Also I don't think it is very insightful to compare it with French new wave. Although there is an element of self-awareness of style (specially in the way people are framed with the urban landscape) the style is still subservient to and serves content which is very strong. I think it belongs more the social-realist school (something which has always excited me) though it does take that style into new and exciting directions. I have already put "The Loneliness of long distance runner" on the queue too. I will also look for other Schlesinger films. Thanks as always for all the tips.

puccinio said...
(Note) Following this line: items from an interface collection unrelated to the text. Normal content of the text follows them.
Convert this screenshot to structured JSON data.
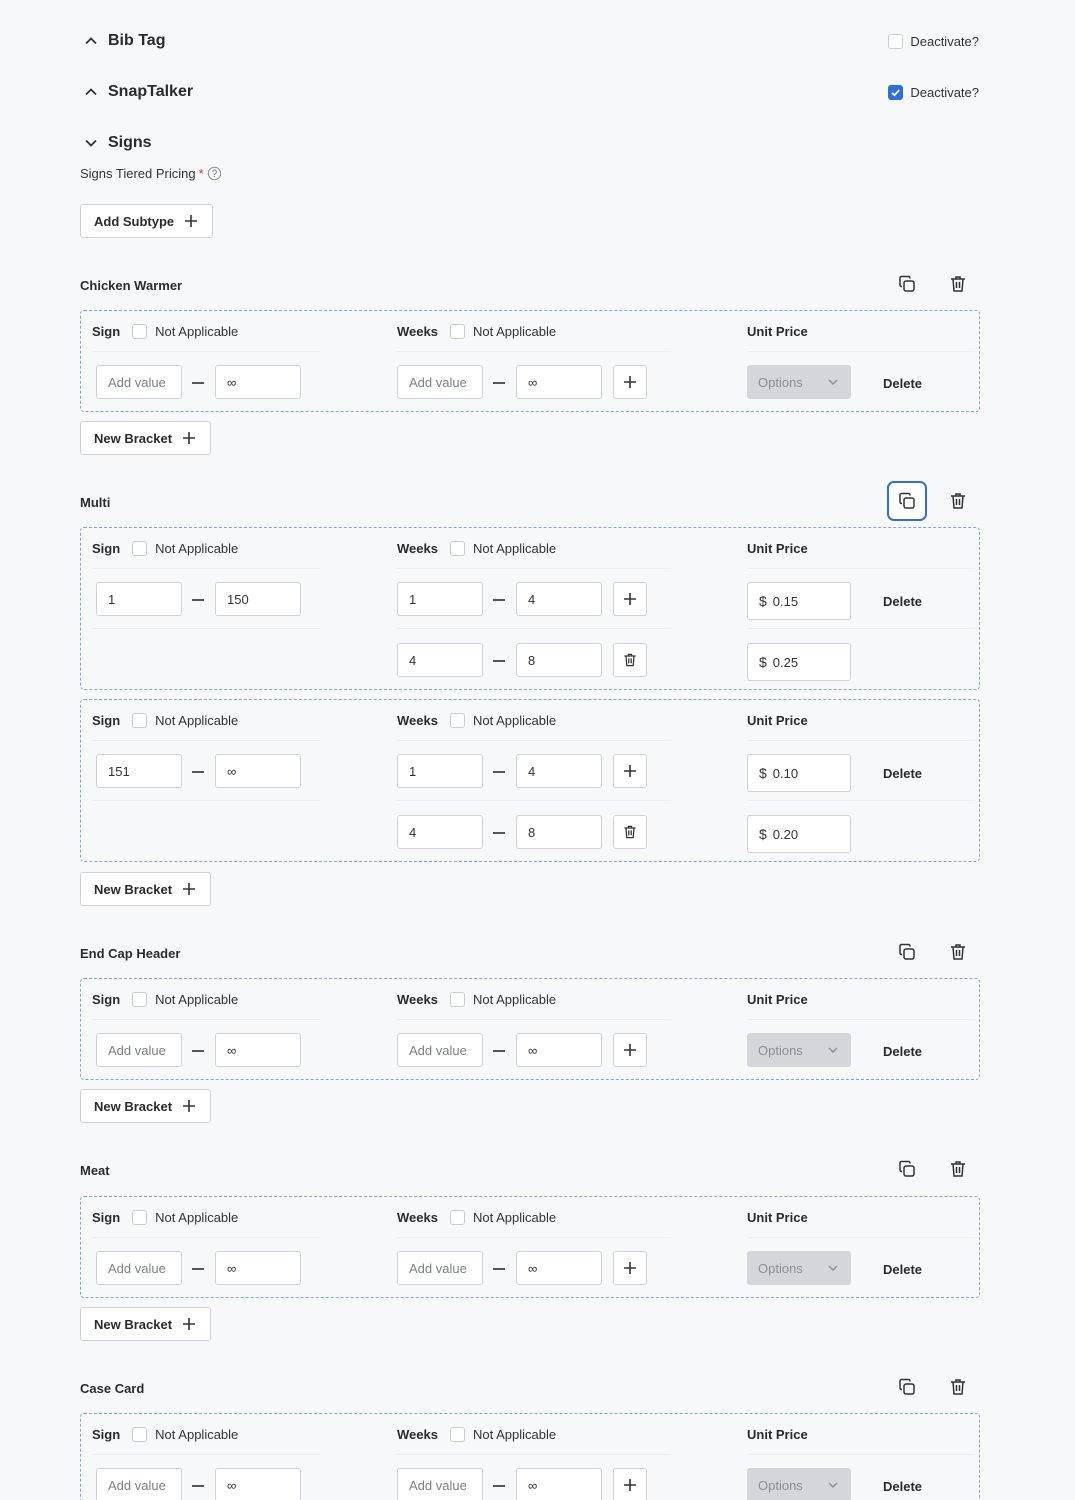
{
  "sections": [
    {
      "title": "Bib Tag",
      "deactivate_label": "Deactivate?",
      "deactivate_checked": false
    },
    {
      "title": "SnapTalker",
      "deactivate_label": "Deactivate?",
      "deactivate_checked": true
    },
    {
      "title": "Signs"
    }
  ],
  "signs": {
    "tiered_pricing_label": "Signs Tiered Pricing",
    "required_mark": "*",
    "add_subtype_label": "Add Subtype"
  },
  "column_labels": {
    "sign": "Sign",
    "weeks": "Weeks",
    "unit_price": "Unit Price",
    "not_applicable": "Not Applicable",
    "delete": "Delete",
    "options": "Options",
    "new_bracket": "New Bracket",
    "currency": "$",
    "add_value": "Add value",
    "infinity": "∞"
  },
  "groups": [
    {
      "name": "Chicken Warmer"
    },
    {
      "name": "Multi",
      "brackets": [
        {
          "sign_min": "1",
          "sign_max": "150",
          "rows": [
            {
              "weeks_min": "1",
              "weeks_max": "4",
              "price": "0.15"
            },
            {
              "weeks_min": "4",
              "weeks_max": "8",
              "price": "0.25"
            }
          ]
        },
        {
          "sign_min": "151",
          "sign_max": "∞",
          "rows": [
            {
              "weeks_min": "1",
              "weeks_max": "4",
              "price": "0.10"
            },
            {
              "weeks_min": "4",
              "weeks_max": "8",
              "price": "0.20"
            }
          ]
        }
      ]
    },
    {
      "name": "End Cap Header"
    },
    {
      "name": "Meat"
    },
    {
      "name": "Case Card"
    }
  ],
  "icons": {
    "chevron_up": "chevron-up-icon",
    "chevron_down": "chevron-down-icon",
    "help": "help-circle-icon",
    "plus": "plus-icon",
    "copy": "copy-icon",
    "trash": "trash-icon",
    "check": "check-icon"
  },
  "colors": {
    "accent": "#2f6fd9",
    "dashed_border": "#7fa7e6",
    "background": "#f7f8fa",
    "disabled_select": "#d3d7dc"
  }
}
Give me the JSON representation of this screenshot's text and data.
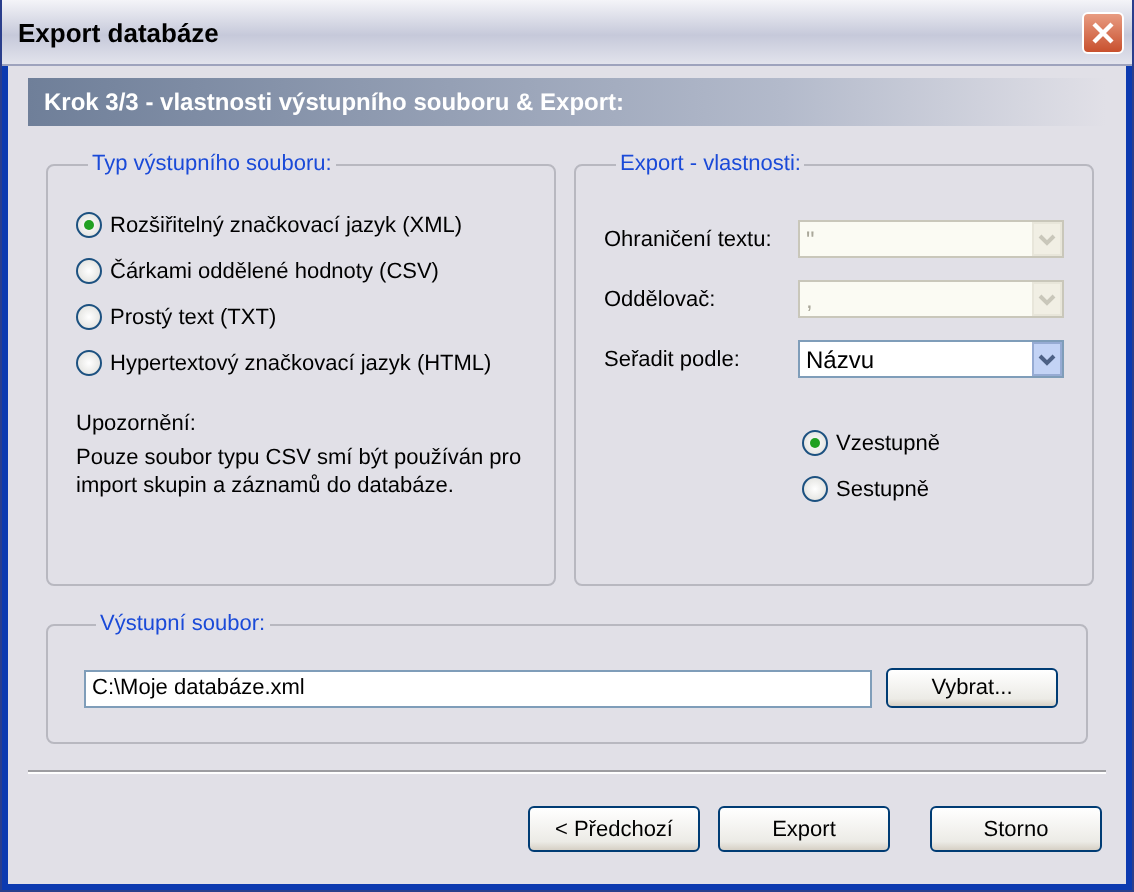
{
  "window": {
    "title": "Export databáze"
  },
  "header": "Krok 3/3 - vlastnosti výstupního souboru & Export:",
  "format_group": {
    "legend": "Typ výstupního souboru:",
    "options": [
      {
        "label": "Rozšiřitelný značkovací jazyk (XML)",
        "selected": true
      },
      {
        "label": "Čárkami oddělené hodnoty (CSV)",
        "selected": false
      },
      {
        "label": "Prostý text (TXT)",
        "selected": false
      },
      {
        "label": "Hypertextový značkovací jazyk (HTML)",
        "selected": false
      }
    ],
    "note_title": "Upozornění:",
    "note": "Pouze soubor typu CSV smí být používán pro import skupin a záznamů do databáze."
  },
  "export_group": {
    "legend": "Export - vlastnosti:",
    "fields": [
      {
        "label": "Ohraničení textu:",
        "value": "\"",
        "disabled": true
      },
      {
        "label": "Oddělovač:",
        "value": ",",
        "disabled": true
      },
      {
        "label": "Seřadit podle:",
        "value": "Názvu",
        "disabled": false
      }
    ],
    "order": [
      {
        "label": "Vzestupně",
        "selected": true
      },
      {
        "label": "Sestupně",
        "selected": false
      }
    ]
  },
  "output_group": {
    "legend": "Výstupní soubor:",
    "path": "C:\\Moje databáze.xml",
    "browse": "Vybrat..."
  },
  "buttons": [
    "< Předchozí",
    "Export",
    "Storno"
  ]
}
Oh it's no big deal. Someone should see these films after all otherwise they tend to fall on the wayside. Film is after all an uttainable text as Raymond Bellour famously argued.

I've been re-visiting my New Wave favourites. This year marks the 50th anniversary of ''Le Beau Serge'' which is technically the first New Wave film and next year is of course the anniversaries of films by Truffaut, Chabrol and the others. So in the run-up for the eventual celebration or retrospectives for that groundbreaking movement I thought I should re-evaluate how I feel about that.

The British New Wave was very much more socially conscious, for better and for worse. The New Wave was more interested in the way cinema could be used to convey different aspects of experience or doing it cinematically. It wasn't about telling a story but simply to quote Godard, "putting everything in the cinema". That is about eliminating or blurring the line between form and content. Godard succeeded in ridding himself of it altogether.

British actors are great. Albert Finney is fantastic(though if I were you I'd avoid the bland ''Tom Jones'' his signature role). Another film that's closer to a British New Wave film(made ironically by an American) is ''Two for the Road'' and Finney is fantastic in that film, a very mature love story.

Interestingly the one British film made in that period closest to the New Wave in style is Michael Powell's ''Peeping Tom''. Powell is very much old-guard and his cast didn't include any 60's stars(although Karlheinz Bohm the lead went on to join the Fassbinder stock company). Jonathan Rosenbaum declared that his favourite British New Wave film for similar reasons.